The death toll is expected to rise as dozens of others were injured in the Wednesday attacks, said Majd Khalaf, a communications officer with the rescue group, also known as the White Helmets. Another rescuer told the activist-run SMART News Agency that around 50 children were leaving the front door when the strikes hit.
The Syrian Observatory for Human Rights blamed the strikes on the Syrian regime and Russia, but it is generally difficult to distinguish between Syrian and Russian jets.
Russia has been supporting President Bashar al-Assad’s regime with airstrikes since September 2015, and the allies have been widely criticized for targeting civilians, and hospitals and schools in rebel-held areas.
Jets hit the complex and the surrounding area in the village of Hass, in Idlib province, six times and many people remain in critical condition, Rami Abdulrahman, director of the Observatory told CNN. The school had students from the first to ninth grade enrolled, he said.
The White Helmets said that there were three schools in the complex, and shared photos on social media showing buildings reduced to rubble.
UNICEF, the UN agency for children, said that the strikes may amount to a war crime.
“It’s a tragedy. It’s an outrage. And if deliberate, it’s a war crime” UNICEF executive director Tony Lake said in a statement.
“This latest atrocity may be the deadliest attack on a school since the war began more than five years ago,” he said.
“When will the world’s revulsion at such barbarity be matched by insistence that this must stop?”
The Syrian Civil Defense — a volunteer rescue group also known as the White Helmets — said that there were three schools in the complex, and shared photos on social media showing buildings reduced to rubble.

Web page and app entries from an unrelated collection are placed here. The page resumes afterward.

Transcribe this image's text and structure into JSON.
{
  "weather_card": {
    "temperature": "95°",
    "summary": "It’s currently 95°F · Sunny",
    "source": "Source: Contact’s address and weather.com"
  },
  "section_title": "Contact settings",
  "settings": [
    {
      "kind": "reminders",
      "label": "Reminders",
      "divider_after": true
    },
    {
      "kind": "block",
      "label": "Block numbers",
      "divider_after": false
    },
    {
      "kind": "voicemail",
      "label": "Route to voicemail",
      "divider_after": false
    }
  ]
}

Many hospitals and schools in Syria have been forced underground to avoid becoming targets of regime and Russian airstrikes, particularly in rebel-held eastern Aleppo.

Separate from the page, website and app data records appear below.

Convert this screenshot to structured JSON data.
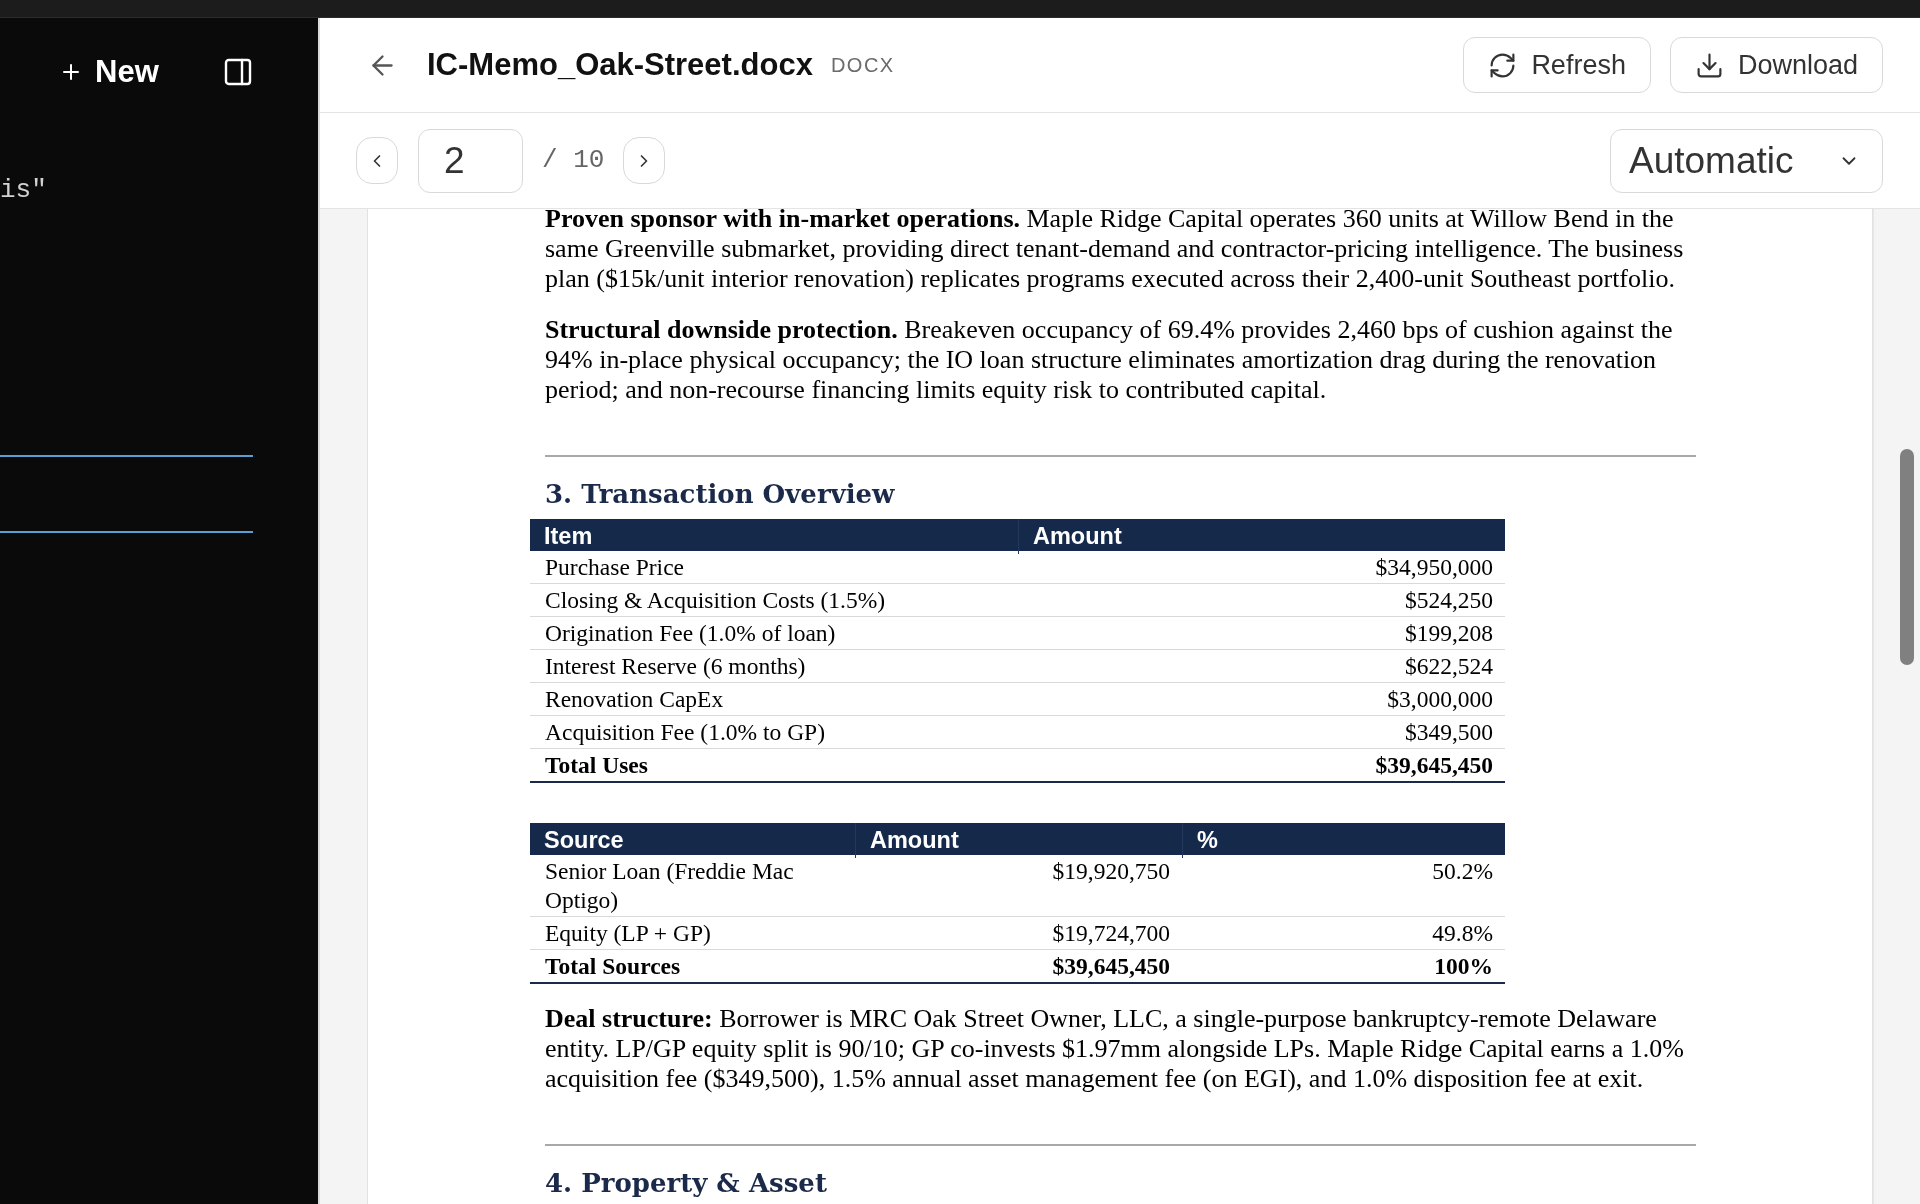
{
  "sidebar": {
    "new_label": "New",
    "snippet": "is\""
  },
  "header": {
    "title": "IC-Memo_Oak-Street.docx",
    "file_type": "DOCX",
    "actions": [
      {
        "kind": "refresh",
        "label": "Refresh"
      },
      {
        "kind": "download",
        "label": "Download"
      }
    ]
  },
  "pager": {
    "page": "2",
    "total": "/ 10",
    "zoom": "Automatic"
  },
  "document": {
    "blocks": [
      {
        "kind": "paragraph",
        "text": "**Proven sponsor with in-market operations.** Maple Ridge Capital operates 360 units at Willow Bend in the same Greenville submarket, providing direct tenant-demand and contractor-pricing intelligence. The business plan ($15k/unit interior renovation) replicates programs executed across their 2,400-unit Southeast portfolio."
      },
      {
        "kind": "paragraph",
        "text": "**Structural downside protection.** Breakeven occupancy of 69.4% provides 2,460 bps of cushion against the 94% in-place physical occupancy; the IO loan structure eliminates amortization drag during the renovation period; and non-recourse financing limits equity risk to contributed capital."
      },
      {
        "kind": "rule"
      },
      {
        "kind": "heading",
        "text": "3. Transaction Overview"
      },
      {
        "kind": "table",
        "columns": [
          "Item",
          "Amount"
        ],
        "rows": [
          {
            "kind": "item",
            "cells": [
              "Purchase Price",
              "$34,950,000"
            ]
          },
          {
            "kind": "item",
            "cells": [
              "Closing & Acquisition Costs (1.5%)",
              "$524,250"
            ]
          },
          {
            "kind": "item",
            "cells": [
              "Origination Fee (1.0% of loan)",
              "$199,208"
            ]
          },
          {
            "kind": "item",
            "cells": [
              "Interest Reserve (6 months)",
              "$622,524"
            ]
          },
          {
            "kind": "item",
            "cells": [
              "Renovation CapEx",
              "$3,000,000"
            ]
          },
          {
            "kind": "item",
            "cells": [
              "Acquisition Fee (1.0% to GP)",
              "$349,500"
            ]
          },
          {
            "kind": "total",
            "cells": [
              "Total Uses",
              "$39,645,450"
            ]
          }
        ]
      },
      {
        "kind": "table",
        "columns": [
          "Source",
          "Amount",
          "%"
        ],
        "rows": [
          {
            "kind": "item",
            "cells": [
              "Senior Loan (Freddie Mac Optigo)",
              "$19,920,750",
              "50.2%"
            ]
          },
          {
            "kind": "item",
            "cells": [
              "Equity (LP + GP)",
              "$19,724,700",
              "49.8%"
            ]
          },
          {
            "kind": "total",
            "cells": [
              "Total Sources",
              "$39,645,450",
              "100%"
            ]
          }
        ]
      },
      {
        "kind": "paragraph",
        "text": "**Deal structure:** Borrower is MRC Oak Street Owner, LLC, a single-purpose bankruptcy-remote Delaware entity. LP/GP equity split is 90/10; GP co-invests $1.97mm alongside LPs. Maple Ridge Capital earns a 1.0% acquisition fee ($349,500), 1.5% annual asset management fee (on EGI), and 1.0% disposition fee at exit."
      },
      {
        "kind": "rule"
      },
      {
        "kind": "heading",
        "text": "4. Property & Asset"
      }
    ]
  }
}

A UN report in August found “sufficient evidence” that the regime had used chemical weapons on civilians, particularly barrel bombs laden with chlorine gas in Aleppo. The Syrian government and Russia both deny the accusations.

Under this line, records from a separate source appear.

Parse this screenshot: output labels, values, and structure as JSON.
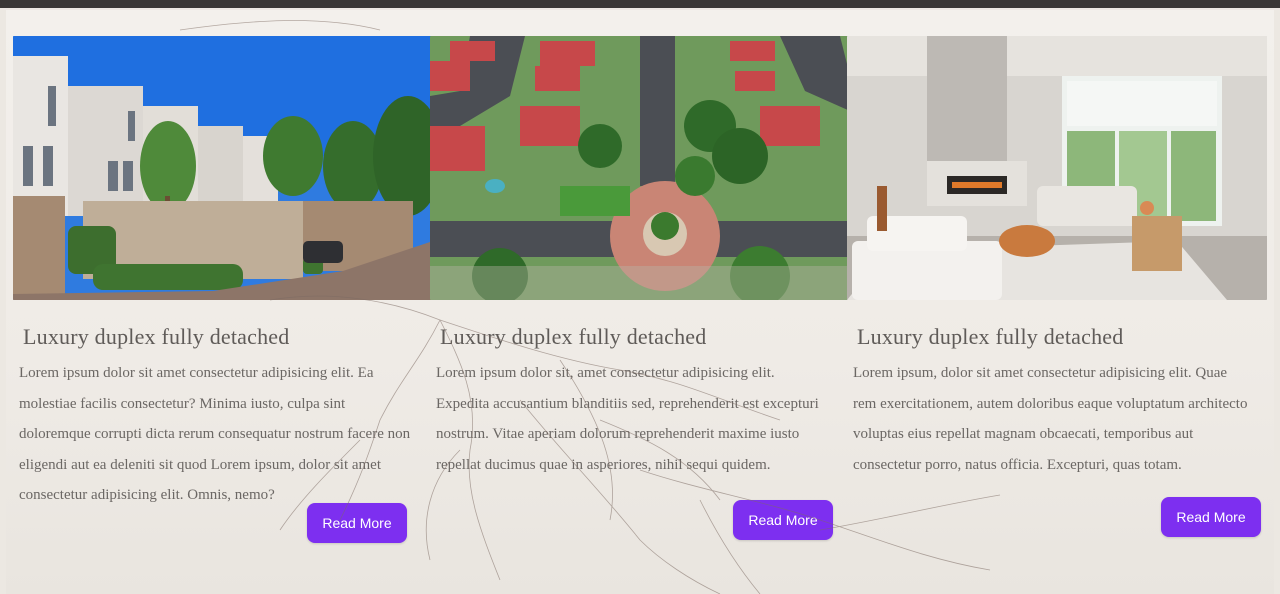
{
  "cards": [
    {
      "image_alt": "Modern townhouses along a quiet street",
      "title": "Luxury duplex fully detached",
      "body": "Lorem ipsum dolor sit amet consectetur adipisicing elit. Ea molestiae facilis consectetur? Minima iusto, culpa sint doloremque corrupti dicta rerum consequatur nostrum facere non eligendi aut ea deleniti sit quod Lorem ipsum, dolor sit amet consectetur adipisicing elit. Omnis, nemo?",
      "button_label": "Read More"
    },
    {
      "image_alt": "Aerial view of a suburban roundabout",
      "title": "Luxury duplex fully detached",
      "body": "Lorem ipsum dolor sit, amet consectetur adipisicing elit. Expedita accusantium blanditiis sed, reprehenderit est excepturi nostrum. Vitae aperiam dolorum reprehenderit maxime iusto repellat ducimus quae in asperiores, nihil sequi quidem.",
      "button_label": "Read More"
    },
    {
      "image_alt": "Bright living room with fireplace",
      "title": "Luxury duplex fully detached",
      "body": "Lorem ipsum, dolor sit amet consectetur adipisicing elit. Quae rem exercitationem, autem doloribus eaque voluptatum architecto voluptas eius repellat magnam obcaecati, temporibus aut consectetur porro, natus officia. Excepturi, quas totam.",
      "button_label": "Read More"
    }
  ],
  "colors": {
    "button": "#7d2ff0",
    "button_text": "#ffffff",
    "heading": "#5f5b58",
    "body_text": "#6b6764"
  }
}
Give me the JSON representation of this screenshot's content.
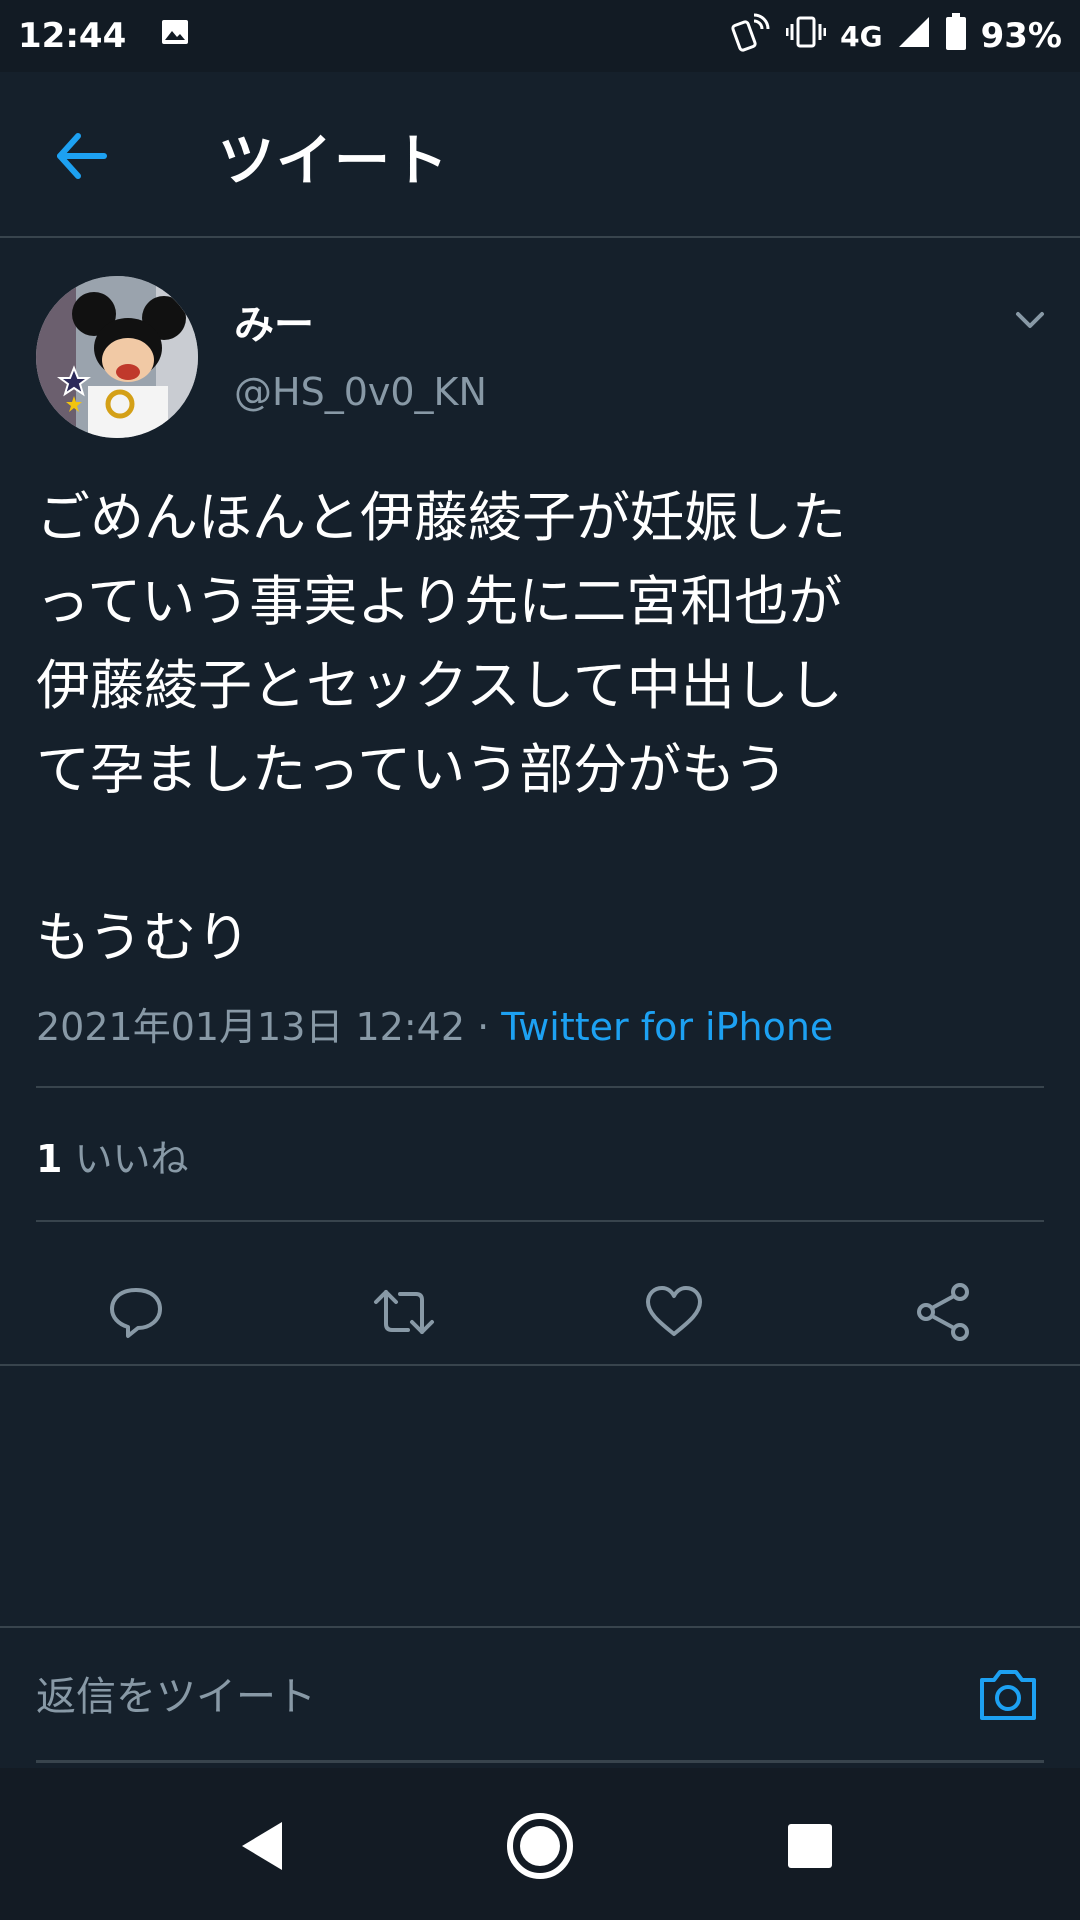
{
  "status_bar": {
    "time": "12:44",
    "network": "4G",
    "battery": "93%",
    "icons": [
      "image-icon",
      "nfc-icon",
      "vibrate-icon",
      "signal-icon",
      "battery-icon"
    ]
  },
  "header": {
    "title": "ツイート",
    "back_icon": "arrow-left-icon",
    "accent_color": "#1da1f2"
  },
  "tweet": {
    "user_name": "みー",
    "handle": "@HS_0v0_KN",
    "text": "ごめんほんと伊藤綾子が妊娠した\nっていう事実より先に二宮和也が\n伊藤綾子とセックスして中出しし\nて孕ましたっていう部分がもう\n\nもうむり",
    "timestamp": "2021年01月13日 12:42",
    "separator": " · ",
    "source": "Twitter for iPhone",
    "likes_count": "1",
    "likes_label": "いいね"
  },
  "actions": [
    "reply-icon",
    "retweet-icon",
    "like-icon",
    "share-icon"
  ],
  "reply": {
    "placeholder": "返信をツイート"
  },
  "nav": [
    "back-triangle-icon",
    "home-circle-icon",
    "recents-square-icon"
  ]
}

The school strikes come as pressure mounts on the international community to find a solution to the war, even though talks are faltering between the US and Russia, major players in the conflict.